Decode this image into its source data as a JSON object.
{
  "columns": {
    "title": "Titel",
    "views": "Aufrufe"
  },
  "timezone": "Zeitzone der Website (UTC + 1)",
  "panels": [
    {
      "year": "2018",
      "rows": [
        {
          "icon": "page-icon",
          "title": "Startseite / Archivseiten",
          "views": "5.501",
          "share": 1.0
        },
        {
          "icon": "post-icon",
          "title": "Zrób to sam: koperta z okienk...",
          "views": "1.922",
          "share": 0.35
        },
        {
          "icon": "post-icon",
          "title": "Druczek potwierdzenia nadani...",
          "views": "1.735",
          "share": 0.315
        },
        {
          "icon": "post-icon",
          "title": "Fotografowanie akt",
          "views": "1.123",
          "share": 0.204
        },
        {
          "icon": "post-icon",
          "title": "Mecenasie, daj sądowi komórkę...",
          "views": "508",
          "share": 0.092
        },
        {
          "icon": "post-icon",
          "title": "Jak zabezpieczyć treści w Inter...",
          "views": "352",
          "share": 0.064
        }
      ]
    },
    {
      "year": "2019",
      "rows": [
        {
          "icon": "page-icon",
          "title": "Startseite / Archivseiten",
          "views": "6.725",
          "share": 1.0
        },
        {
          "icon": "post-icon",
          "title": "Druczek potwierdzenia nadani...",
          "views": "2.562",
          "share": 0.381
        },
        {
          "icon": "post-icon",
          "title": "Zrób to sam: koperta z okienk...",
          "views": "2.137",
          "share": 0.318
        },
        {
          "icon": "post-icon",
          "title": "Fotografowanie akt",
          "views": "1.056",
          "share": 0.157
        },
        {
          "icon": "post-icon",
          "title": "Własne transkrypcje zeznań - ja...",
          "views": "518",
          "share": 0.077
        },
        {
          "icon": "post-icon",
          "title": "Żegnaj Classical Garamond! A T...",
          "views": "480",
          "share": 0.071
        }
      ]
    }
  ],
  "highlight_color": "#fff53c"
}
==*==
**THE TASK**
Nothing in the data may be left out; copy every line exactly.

**YOUR RESPONSE**
Decode this image into its source data as a JSON object.
{
  "columns": {
    "title": "Titel",
    "views": "Aufrufe"
  },
  "timezone": "Zeitzone der Website (UTC + 1)",
  "panels": [
    {
      "year": "2018",
      "rows": [
        {
          "icon": "page-icon",
          "title": "Startseite / Archivseiten",
          "views": "5.501",
          "share": 1.0
        },
        {
          "icon": "post-icon",
          "title": "Zrób to sam: koperta z okienk...",
          "views": "1.922",
          "share": 0.35
        },
        {
          "icon": "post-icon",
          "title": "Druczek potwierdzenia nadani...",
          "views": "1.735",
          "share": 0.315
        },
        {
          "icon": "post-icon",
          "title": "Fotografowanie akt",
          "views": "1.123",
          "share": 0.204
        },
        {
          "icon": "post-icon",
          "title": "Mecenasie, daj sądowi komórkę...",
          "views": "508",
          "share": 0.092
        },
        {
          "icon": "post-icon",
          "title": "Jak zabezpieczyć treści w Inter...",
          "views": "352",
          "share": 0.064
        }
      ]
    },
    {
      "year": "2019",
      "rows": [
        {
          "icon": "page-icon",
          "title": "Startseite / Archivseiten",
          "views": "6.725",
          "share": 1.0
        },
        {
          "icon": "post-icon",
          "title": "Druczek potwierdzenia nadani...",
          "views": "2.562",
          "share": 0.381
        },
        {
          "icon": "post-icon",
          "title": "Zrób to sam: koperta z okienk...",
          "views": "2.137",
          "share": 0.318
        },
        {
          "icon": "post-icon",
          "title": "Fotografowanie akt",
          "views": "1.056",
          "share": 0.157
        },
        {
          "icon": "post-icon",
          "title": "Własne transkrypcje zeznań - ja...",
          "views": "518",
          "share": 0.077
        },
        {
          "icon": "post-icon",
          "title": "Żegnaj Classical Garamond! A T...",
          "views": "480",
          "share": 0.071
        }
      ]
    }
  ],
  "highlight_color": "#fff53c"
}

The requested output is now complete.